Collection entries
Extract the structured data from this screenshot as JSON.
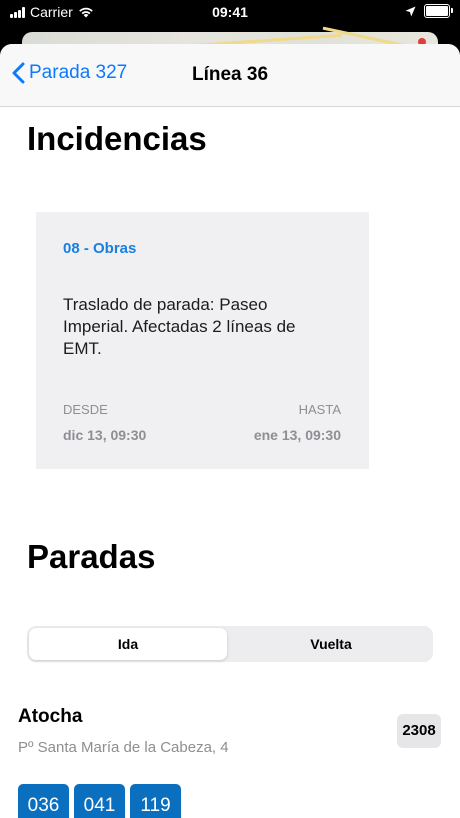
{
  "status_bar": {
    "carrier": "Carrier",
    "time": "09:41"
  },
  "nav": {
    "back_label": "Parada 327",
    "title": "Línea 36"
  },
  "incidents": {
    "title": "Incidencias",
    "category": "08 - Obras",
    "text": "Traslado de parada: Paseo Imperial. Afectadas 2 líneas de EMT.",
    "from_label": "DESDE",
    "from_value": "dic 13, 09:30",
    "to_label": "HASTA",
    "to_value": "ene 13, 09:30"
  },
  "stops": {
    "title": "Paradas",
    "segments": [
      "Ida",
      "Vuelta"
    ],
    "selected_segment": "Ida",
    "stop": {
      "name": "Atocha",
      "address": "Pº Santa María de la Cabeza, 4",
      "code": "2308",
      "lines": [
        "036",
        "041",
        "119"
      ]
    }
  },
  "colors": {
    "accent": "#0a7aff",
    "category": "#1a7fe0",
    "line_badge": "#0b6fbf"
  }
}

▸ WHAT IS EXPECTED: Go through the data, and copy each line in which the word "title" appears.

▸ RESULT OF THE TASK:
    "title": "Línea 36"
    "title": "Incidencias",
    "title": "Paradas",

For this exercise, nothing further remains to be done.